The problem is that storm surge is hard to measure. "You can't just go out there and stand with a stick and measure a 30-foot storm surge." There's also a tremendous amount of variability in storm surge height along the shore, variability that isn't reflected in current storm impact models.
Scientists can measure storm meteorology wind speeds and directions, rainfall and such but until they can measure the ground effects of storm surge, including how far inland the waves are penetrating, "we'll never be able to say much of anything about storm impact, and we certainly won't be able to calibrate, verify and check the veracity of the models being used."
As a result, the models are flying blind, Young said.

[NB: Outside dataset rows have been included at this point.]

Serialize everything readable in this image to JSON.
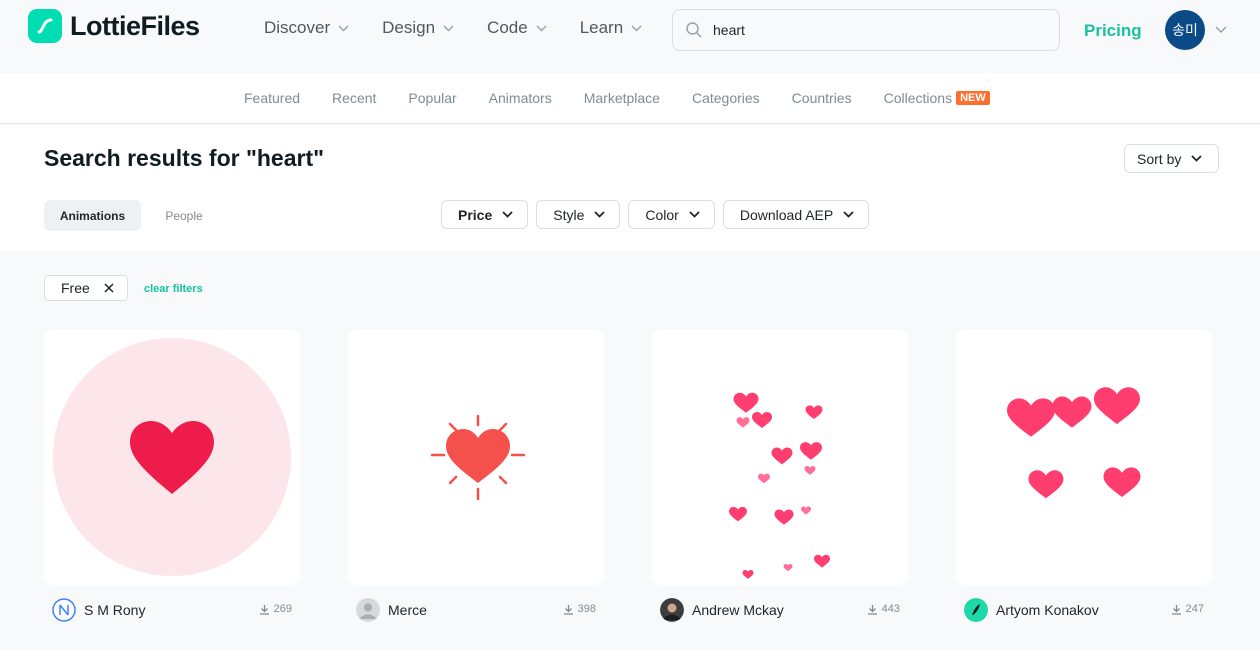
{
  "brand": {
    "name": "LottieFiles",
    "logo_color": "#00ddb3"
  },
  "nav": [
    {
      "label": "Discover"
    },
    {
      "label": "Design"
    },
    {
      "label": "Code"
    },
    {
      "label": "Learn"
    }
  ],
  "search": {
    "value": "heart",
    "icon": "search-icon"
  },
  "pricing_label": "Pricing",
  "user": {
    "initials": "송미",
    "avatar_color": "#0a4b87"
  },
  "subnav": [
    {
      "label": "Featured"
    },
    {
      "label": "Recent"
    },
    {
      "label": "Popular"
    },
    {
      "label": "Animators"
    },
    {
      "label": "Marketplace"
    },
    {
      "label": "Categories"
    },
    {
      "label": "Countries"
    },
    {
      "label": "Collections",
      "badge": "NEW"
    }
  ],
  "results": {
    "title": "Search results for \"heart\"",
    "sort_label": "Sort by",
    "tabs": [
      {
        "label": "Animations",
        "active": true
      },
      {
        "label": "People",
        "active": false
      }
    ],
    "filters": [
      {
        "label": "Price"
      },
      {
        "label": "Style"
      },
      {
        "label": "Color"
      },
      {
        "label": "Download AEP"
      }
    ],
    "active_filter": "Free",
    "clear_label": "clear filters"
  },
  "cards": [
    {
      "author": "S M Rony",
      "downloads": "269"
    },
    {
      "author": "Merce",
      "downloads": "398"
    },
    {
      "author": "Andrew Mckay",
      "downloads": "443"
    },
    {
      "author": "Artyom Konakov",
      "downloads": "247"
    }
  ],
  "colors": {
    "accent": "#19c29f",
    "badge": "#ff6e2f",
    "heart": "#ff3d6e"
  }
}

Add to this the fact that land loss is happening at such a rate in the Gulf, due to subsidence of the Delta and exacerbated by rising sea levels, that Young fears that the billion-dollar restoration programs planned for the region will do little to maintain the status quo, let alone repair previous damage.

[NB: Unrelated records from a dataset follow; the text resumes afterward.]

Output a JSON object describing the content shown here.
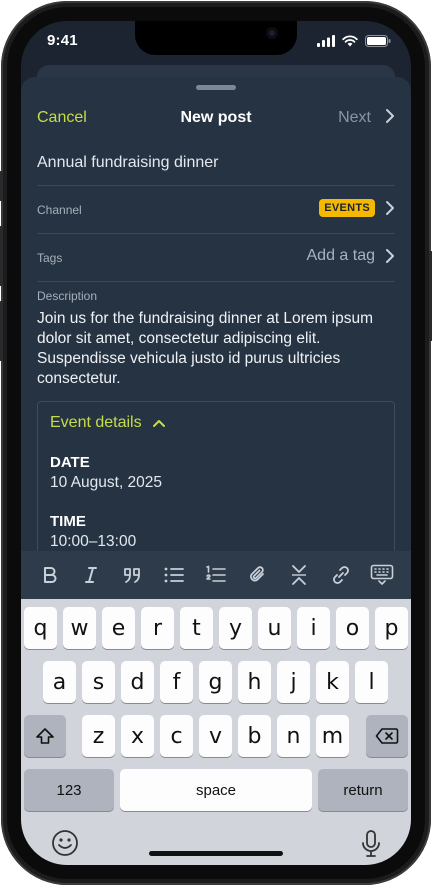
{
  "status": {
    "time": "9:41"
  },
  "nav": {
    "cancel": "Cancel",
    "title": "New post",
    "next": "Next"
  },
  "post": {
    "title_value": "Annual fundraising dinner",
    "channel_label": "Channel",
    "channel_value": "EVENTS",
    "tags_label": "Tags",
    "tags_placeholder": "Add a tag",
    "description_label": "Description",
    "description": "Join us for the fundraising dinner at Lorem ipsum dolor sit amet, consectetur adipiscing elit. Suspendisse vehicula justo id purus ultricies consectetur."
  },
  "event": {
    "header": "Event details",
    "date_label": "DATE",
    "date_value": "10 August, 2025",
    "time_label": "TIME",
    "time_value": "10:00–13:00"
  },
  "toolbar": {
    "icons": [
      "bold-icon",
      "italic-icon",
      "quote-icon",
      "bullet-list-icon",
      "numbered-list-icon",
      "attachment-icon",
      "collapse-icon",
      "link-icon",
      "keyboard-hide-icon"
    ]
  },
  "keyboard": {
    "row1": [
      "q",
      "w",
      "e",
      "r",
      "t",
      "y",
      "u",
      "i",
      "o",
      "p"
    ],
    "row2": [
      "a",
      "s",
      "d",
      "f",
      "g",
      "h",
      "j",
      "k",
      "l"
    ],
    "row3": [
      "z",
      "x",
      "c",
      "v",
      "b",
      "n",
      "m"
    ],
    "numbers": "123",
    "space": "space",
    "return": "return"
  },
  "colors": {
    "accent": "#c6dd4a",
    "badge": "#f5b800",
    "sheet": "#263342"
  }
}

"I'm afraid that over the long term this is a losing battle," Young said. "If the government of the State of Louisiana wants to do its citizens the best service, it needs to begin to understand how it will relocate some of these communities."
**WHEN & WHERE**
Tuesday, 7 October, 3:45 PM
George R. Brown Convention Center: Ballroom C
View abstract, paper 6-6: "Restoring Coastal Louisiana Will Not Guarantee the Protection of Infrastructure from Storms: Policy Makers Should Also Plan for Strategic Relocation of Critical Infrastructure and Vulnerable Communities" at http:
|Contact: Christa Stratton|
Geological Society of America